Print out every entry that follows, exactly as written.

Data listing –
· · · ·

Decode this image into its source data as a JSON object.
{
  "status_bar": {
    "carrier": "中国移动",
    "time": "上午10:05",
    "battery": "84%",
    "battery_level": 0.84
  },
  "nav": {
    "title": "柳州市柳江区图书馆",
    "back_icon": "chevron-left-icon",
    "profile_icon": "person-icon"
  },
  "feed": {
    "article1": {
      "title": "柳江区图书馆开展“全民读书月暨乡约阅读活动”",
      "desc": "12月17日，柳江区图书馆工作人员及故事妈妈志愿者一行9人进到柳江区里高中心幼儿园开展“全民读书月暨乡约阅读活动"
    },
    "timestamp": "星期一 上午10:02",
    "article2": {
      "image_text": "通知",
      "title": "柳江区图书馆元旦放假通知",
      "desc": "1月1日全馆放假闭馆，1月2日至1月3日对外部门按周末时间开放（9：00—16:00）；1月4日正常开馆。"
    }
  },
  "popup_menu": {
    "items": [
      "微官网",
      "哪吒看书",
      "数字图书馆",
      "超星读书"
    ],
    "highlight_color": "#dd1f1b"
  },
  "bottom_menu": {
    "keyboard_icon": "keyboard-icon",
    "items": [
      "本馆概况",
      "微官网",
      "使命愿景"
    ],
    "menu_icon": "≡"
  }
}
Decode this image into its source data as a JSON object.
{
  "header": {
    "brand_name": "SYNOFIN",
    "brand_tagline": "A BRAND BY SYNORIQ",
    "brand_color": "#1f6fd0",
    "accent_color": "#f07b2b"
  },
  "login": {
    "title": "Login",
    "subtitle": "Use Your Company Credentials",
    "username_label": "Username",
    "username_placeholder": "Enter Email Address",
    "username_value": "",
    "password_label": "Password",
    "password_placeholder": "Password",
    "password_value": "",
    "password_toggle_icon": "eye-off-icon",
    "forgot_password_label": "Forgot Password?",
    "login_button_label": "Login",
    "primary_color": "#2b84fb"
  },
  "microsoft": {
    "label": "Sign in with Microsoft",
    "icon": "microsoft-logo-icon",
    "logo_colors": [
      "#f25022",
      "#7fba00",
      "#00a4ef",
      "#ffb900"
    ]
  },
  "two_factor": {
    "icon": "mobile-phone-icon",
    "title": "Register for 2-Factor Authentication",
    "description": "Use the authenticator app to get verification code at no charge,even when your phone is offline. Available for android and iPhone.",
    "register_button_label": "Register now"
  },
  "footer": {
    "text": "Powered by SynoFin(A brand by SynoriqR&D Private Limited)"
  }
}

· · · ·

Solution –
Decode this image into its source data as a JSON object.
{
  "status_bar": {
    "carrier": "中国移动",
    "time": "上午10:05",
    "battery": "84%",
    "battery_level": 0.84
  },
  "nav": {
    "title": "柳州市柳江区图书馆",
    "back_icon": "chevron-left-icon",
    "profile_icon": "person-icon"
  },
  "feed": {
    "article1": {
      "title": "柳江区图书馆开展“全民读书月暨乡约阅读活动”",
      "desc": "12月17日，柳江区图书馆工作人员及故事妈妈志愿者一行9人进到柳江区里高中心幼儿园开展“全民读书月暨乡约阅读活动"
    },
    "timestamp": "星期一 上午10:02",
    "article2": {
      "image_text": "通知",
      "title": "柳江区图书馆元旦放假通知",
      "desc": "1月1日全馆放假闭馆，1月2日至1月3日对外部门按周末时间开放（9：00—16:00）；1月4日正常开馆。"
    }
  },
  "popup_menu": {
    "items": [
      "微官网",
      "哪吒看书",
      "数字图书馆",
      "超星读书"
    ],
    "highlight_color": "#dd1f1b"
  },
  "bottom_menu": {
    "keyboard_icon": "keyboard-icon",
    "items": [
      "本馆概况",
      "微官网",
      "使命愿景"
    ],
    "menu_icon": "≡"
  }
}
Decode this image into its source data as a JSON object.
{
  "header": {
    "brand_name": "SYNOFIN",
    "brand_tagline": "A BRAND BY SYNORIQ",
    "brand_color": "#1f6fd0",
    "accent_color": "#f07b2b"
  },
  "login": {
    "title": "Login",
    "subtitle": "Use Your Company Credentials",
    "username_label": "Username",
    "username_placeholder": "Enter Email Address",
    "username_value": "",
    "password_label": "Password",
    "password_placeholder": "Password",
    "password_value": "",
    "password_toggle_icon": "eye-off-icon",
    "forgot_password_label": "Forgot Password?",
    "login_button_label": "Login",
    "primary_color": "#2b84fb"
  },
  "microsoft": {
    "label": "Sign in with Microsoft",
    "icon": "microsoft-logo-icon",
    "logo_colors": [
      "#f25022",
      "#7fba00",
      "#00a4ef",
      "#ffb900"
    ]
  },
  "two_factor": {
    "icon": "mobile-phone-icon",
    "title": "Register for 2-Factor Authentication",
    "description": "Use the authenticator app to get verification code at no charge,even when your phone is offline. Available for android and iPhone.",
    "register_button_label": "Register now"
  },
  "footer": {
    "text": "Powered by SynoFin(A brand by SynoriqR&D Private Limited)"
  }
}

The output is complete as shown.